_ASSIGNED TASK_: Return the records below in full. Keep every word exact and skip the images.

_EXERCISE DATA_:
═══

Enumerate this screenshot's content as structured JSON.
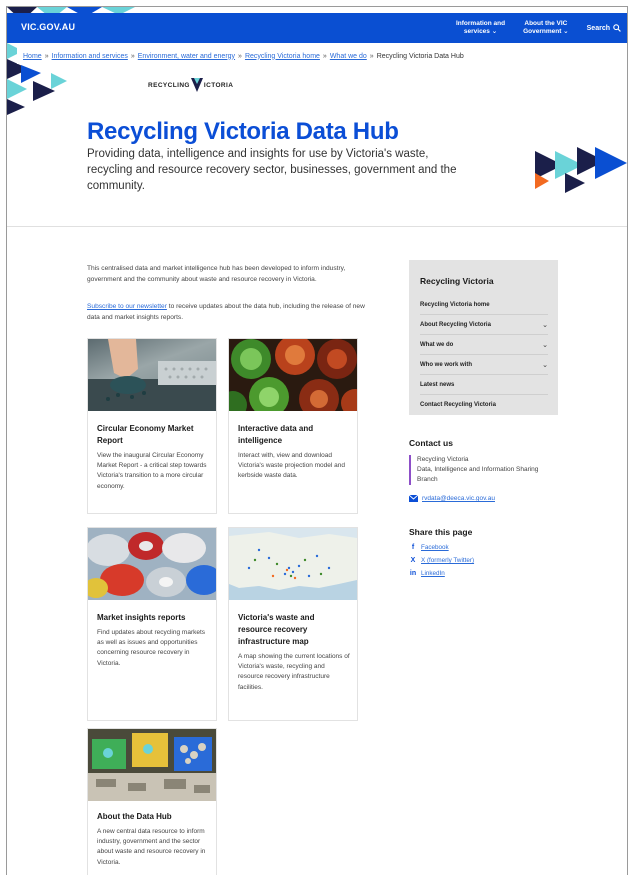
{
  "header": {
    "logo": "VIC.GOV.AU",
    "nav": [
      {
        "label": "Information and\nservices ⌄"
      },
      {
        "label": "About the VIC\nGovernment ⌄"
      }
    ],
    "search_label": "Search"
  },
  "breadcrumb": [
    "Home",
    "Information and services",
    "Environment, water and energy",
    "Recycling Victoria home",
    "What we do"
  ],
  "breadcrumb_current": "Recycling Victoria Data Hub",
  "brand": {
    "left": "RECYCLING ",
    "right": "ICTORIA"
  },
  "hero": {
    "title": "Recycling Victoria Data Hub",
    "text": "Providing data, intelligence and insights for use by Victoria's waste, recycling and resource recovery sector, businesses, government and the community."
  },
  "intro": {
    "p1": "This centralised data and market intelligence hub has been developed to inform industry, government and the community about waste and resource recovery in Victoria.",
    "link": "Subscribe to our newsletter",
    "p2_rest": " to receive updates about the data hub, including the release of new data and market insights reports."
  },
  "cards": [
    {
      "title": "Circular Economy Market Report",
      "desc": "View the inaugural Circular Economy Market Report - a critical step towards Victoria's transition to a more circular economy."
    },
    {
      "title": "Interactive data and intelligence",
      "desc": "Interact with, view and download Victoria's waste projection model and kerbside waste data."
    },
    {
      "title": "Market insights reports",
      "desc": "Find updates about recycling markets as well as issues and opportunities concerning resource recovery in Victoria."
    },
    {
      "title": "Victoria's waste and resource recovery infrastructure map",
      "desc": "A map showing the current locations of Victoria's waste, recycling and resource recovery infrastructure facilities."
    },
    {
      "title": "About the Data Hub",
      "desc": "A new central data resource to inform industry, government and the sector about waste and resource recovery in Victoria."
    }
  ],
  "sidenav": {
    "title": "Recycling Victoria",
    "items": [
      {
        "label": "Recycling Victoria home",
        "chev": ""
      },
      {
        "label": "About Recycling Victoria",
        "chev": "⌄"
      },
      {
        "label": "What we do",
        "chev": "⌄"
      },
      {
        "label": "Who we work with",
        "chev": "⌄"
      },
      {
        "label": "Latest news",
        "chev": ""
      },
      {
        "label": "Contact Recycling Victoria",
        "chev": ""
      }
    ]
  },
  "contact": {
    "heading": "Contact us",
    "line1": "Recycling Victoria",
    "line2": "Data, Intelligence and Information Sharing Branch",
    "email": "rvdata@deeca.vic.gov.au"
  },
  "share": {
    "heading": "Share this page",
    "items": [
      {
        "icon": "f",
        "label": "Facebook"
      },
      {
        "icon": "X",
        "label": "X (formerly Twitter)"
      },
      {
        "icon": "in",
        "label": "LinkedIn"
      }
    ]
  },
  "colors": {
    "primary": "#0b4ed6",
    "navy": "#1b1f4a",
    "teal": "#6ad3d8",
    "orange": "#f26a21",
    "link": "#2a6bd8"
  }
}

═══

_TASK RESPONSE_:
Enumerate this screenshot's content as structured JSON.
{
  "header": {
    "logo": "VIC.GOV.AU",
    "nav": [
      {
        "label": "Information and\nservices ⌄"
      },
      {
        "label": "About the VIC\nGovernment ⌄"
      }
    ],
    "search_label": "Search"
  },
  "breadcrumb": [
    "Home",
    "Information and services",
    "Environment, water and energy",
    "Recycling Victoria home",
    "What we do"
  ],
  "breadcrumb_current": "Recycling Victoria Data Hub",
  "brand": {
    "left": "RECYCLING ",
    "right": "ICTORIA"
  },
  "hero": {
    "title": "Recycling Victoria Data Hub",
    "text": "Providing data, intelligence and insights for use by Victoria's waste, recycling and resource recovery sector, businesses, government and the community."
  },
  "intro": {
    "p1": "This centralised data and market intelligence hub has been developed to inform industry, government and the community about waste and resource recovery in Victoria.",
    "link": "Subscribe to our newsletter",
    "p2_rest": " to receive updates about the data hub, including the release of new data and market insights reports."
  },
  "cards": [
    {
      "title": "Circular Economy Market Report",
      "desc": "View the inaugural Circular Economy Market Report - a critical step towards Victoria's transition to a more circular economy."
    },
    {
      "title": "Interactive data and intelligence",
      "desc": "Interact with, view and download Victoria's waste projection model and kerbside waste data."
    },
    {
      "title": "Market insights reports",
      "desc": "Find updates about recycling markets as well as issues and opportunities concerning resource recovery in Victoria."
    },
    {
      "title": "Victoria's waste and resource recovery infrastructure map",
      "desc": "A map showing the current locations of Victoria's waste, recycling and resource recovery infrastructure facilities."
    },
    {
      "title": "About the Data Hub",
      "desc": "A new central data resource to inform industry, government and the sector about waste and resource recovery in Victoria."
    }
  ],
  "sidenav": {
    "title": "Recycling Victoria",
    "items": [
      {
        "label": "Recycling Victoria home",
        "chev": ""
      },
      {
        "label": "About Recycling Victoria",
        "chev": "⌄"
      },
      {
        "label": "What we do",
        "chev": "⌄"
      },
      {
        "label": "Who we work with",
        "chev": "⌄"
      },
      {
        "label": "Latest news",
        "chev": ""
      },
      {
        "label": "Contact Recycling Victoria",
        "chev": ""
      }
    ]
  },
  "contact": {
    "heading": "Contact us",
    "line1": "Recycling Victoria",
    "line2": "Data, Intelligence and Information Sharing Branch",
    "email": "rvdata@deeca.vic.gov.au"
  },
  "share": {
    "heading": "Share this page",
    "items": [
      {
        "icon": "f",
        "label": "Facebook"
      },
      {
        "icon": "X",
        "label": "X (formerly Twitter)"
      },
      {
        "icon": "in",
        "label": "LinkedIn"
      }
    ]
  },
  "colors": {
    "primary": "#0b4ed6",
    "navy": "#1b1f4a",
    "teal": "#6ad3d8",
    "orange": "#f26a21",
    "link": "#2a6bd8"
  }
}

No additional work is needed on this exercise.